How to Repel an Earthquake
Want to protect buildings from earthquakes? Turn the surrounding ground into Swiss cheese. Scientists have for the first time shown that a grid of holes in the ground can act as a kind of seismic wall, a development that could lead to technologies that protect buildings from the dangerous tremors of earthquakes.
"It's very cool stuff," says Ulf Leonhardt, a theoretical physicist at the University of St. Andrews in the United Kingdom who was not involved with the study. "It's a step toward manipulating seismic waves and done in a genius way."
For more than a decade, scientists have been manipulating electromagnetic waves with metamaterials—assemblages of conductors and insulators patterned at length scales shorter than the waves themselves. Metamaterials can change the speed and direction of the waves in bizarre ways, and researchers have used them to funnel light around objects in the first generation of invisibility cloaks. The successes of those experiments raise another question: Can researchers also manipulate the nonelectromagnetic seismic waves set in motion by an earthquake? Computer models imagining a larger metamaterial seemed to suggest they could. But the new work, by a team of engineers from the French ground improvement company Ménard and physicists from Aix Marseille Université in France, is the first to put a seismic wave cloak to the test.
The scientists created their jumbo-sized metamaterial in August 2012 by drilling holes in a thick bed of silt and clay near the city of Grenoble in the French Alps. The cylindrical holes stretched down about 5 meters into the earth, but were also skinny, only 32 centimeters wide. They were arranged in a rectangular grid of three rows of 10 holes each. The holes changed the density and stiffness of the earth and, thus, the speed and direction of vibrations rippling through the ground, forming a seismic metamaterial. The scientists then shook the earth on one side of the grid using a vibrating soil-compacting machine that they had placed underground. That machine created 50 seismic surface waves per second with a wavelength of 1.56 meters—about the same as the distance between the holes, though shorter than typical wavelengths from earthquakes.
Sensors placed throughout the site showed that the waves couldn't get past the grid of holes, bouncing off of it instead, the researchers report in a paper posted on the arXiv online preprint server.

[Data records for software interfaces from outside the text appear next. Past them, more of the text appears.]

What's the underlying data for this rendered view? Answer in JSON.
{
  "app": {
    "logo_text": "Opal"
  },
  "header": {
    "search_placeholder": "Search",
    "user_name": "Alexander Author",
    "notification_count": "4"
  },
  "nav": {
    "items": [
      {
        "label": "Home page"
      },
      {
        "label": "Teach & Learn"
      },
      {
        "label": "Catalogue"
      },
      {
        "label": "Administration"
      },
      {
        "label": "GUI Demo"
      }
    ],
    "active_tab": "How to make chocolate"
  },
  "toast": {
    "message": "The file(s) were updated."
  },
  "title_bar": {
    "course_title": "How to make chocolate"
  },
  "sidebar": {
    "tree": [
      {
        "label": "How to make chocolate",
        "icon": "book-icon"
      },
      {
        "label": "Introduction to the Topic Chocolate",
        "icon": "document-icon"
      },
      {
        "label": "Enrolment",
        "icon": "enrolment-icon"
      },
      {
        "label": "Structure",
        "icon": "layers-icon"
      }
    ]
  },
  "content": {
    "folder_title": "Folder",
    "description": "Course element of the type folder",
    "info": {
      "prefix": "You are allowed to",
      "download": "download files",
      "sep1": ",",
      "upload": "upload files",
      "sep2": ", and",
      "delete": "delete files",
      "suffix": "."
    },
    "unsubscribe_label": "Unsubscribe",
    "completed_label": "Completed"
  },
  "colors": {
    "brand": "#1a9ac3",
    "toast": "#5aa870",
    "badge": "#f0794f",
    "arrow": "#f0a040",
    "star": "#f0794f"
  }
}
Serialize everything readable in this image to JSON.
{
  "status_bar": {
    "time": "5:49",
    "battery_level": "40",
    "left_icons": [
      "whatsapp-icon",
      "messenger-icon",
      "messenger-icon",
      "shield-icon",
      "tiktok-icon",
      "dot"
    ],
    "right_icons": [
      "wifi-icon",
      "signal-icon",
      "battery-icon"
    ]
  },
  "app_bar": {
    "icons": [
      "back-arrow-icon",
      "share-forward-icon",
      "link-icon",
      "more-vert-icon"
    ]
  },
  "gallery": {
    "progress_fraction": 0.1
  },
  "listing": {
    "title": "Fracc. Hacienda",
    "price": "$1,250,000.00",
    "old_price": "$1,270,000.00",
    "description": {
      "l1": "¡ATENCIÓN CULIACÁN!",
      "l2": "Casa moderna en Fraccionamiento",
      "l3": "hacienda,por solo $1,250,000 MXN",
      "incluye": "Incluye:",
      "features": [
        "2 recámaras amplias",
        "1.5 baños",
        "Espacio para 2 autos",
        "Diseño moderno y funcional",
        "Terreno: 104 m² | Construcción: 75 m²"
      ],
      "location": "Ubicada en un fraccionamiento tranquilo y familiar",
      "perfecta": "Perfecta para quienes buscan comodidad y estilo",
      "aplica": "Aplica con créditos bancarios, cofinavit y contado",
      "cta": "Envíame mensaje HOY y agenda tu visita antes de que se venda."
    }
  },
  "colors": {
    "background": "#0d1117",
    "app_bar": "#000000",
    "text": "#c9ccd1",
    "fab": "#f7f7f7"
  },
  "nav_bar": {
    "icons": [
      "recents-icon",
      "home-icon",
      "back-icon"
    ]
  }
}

The waves just barely got by the second row of holes and couldn't even touch the third row, leaving the ground on the other side unshaken.
The large scale of the experiment really stands out, says Steven Cummer, an engineer at Duke University in Durham, North Carolina. "What this group is reporting, I think that is a pretty important step."
However, the work is not yet the earth-shaking advance that will render earthquakes harmless, says Nicholas Fang, a mechanical engineer at the Massachusetts Institute of Technology in Cambridge. Fang says the new experiment is "exciting" but notes that it does not address the complexities of the interactions between temblors and buildings. For example, at the experiment site the waves had to navigate only fine silty clay, whereas a real earthquake's seismic waves would run through a broad variety of rock, influencing their strength and direction. "I think there's great potential, but we don't have a complete answer for [protecting buildings] yet."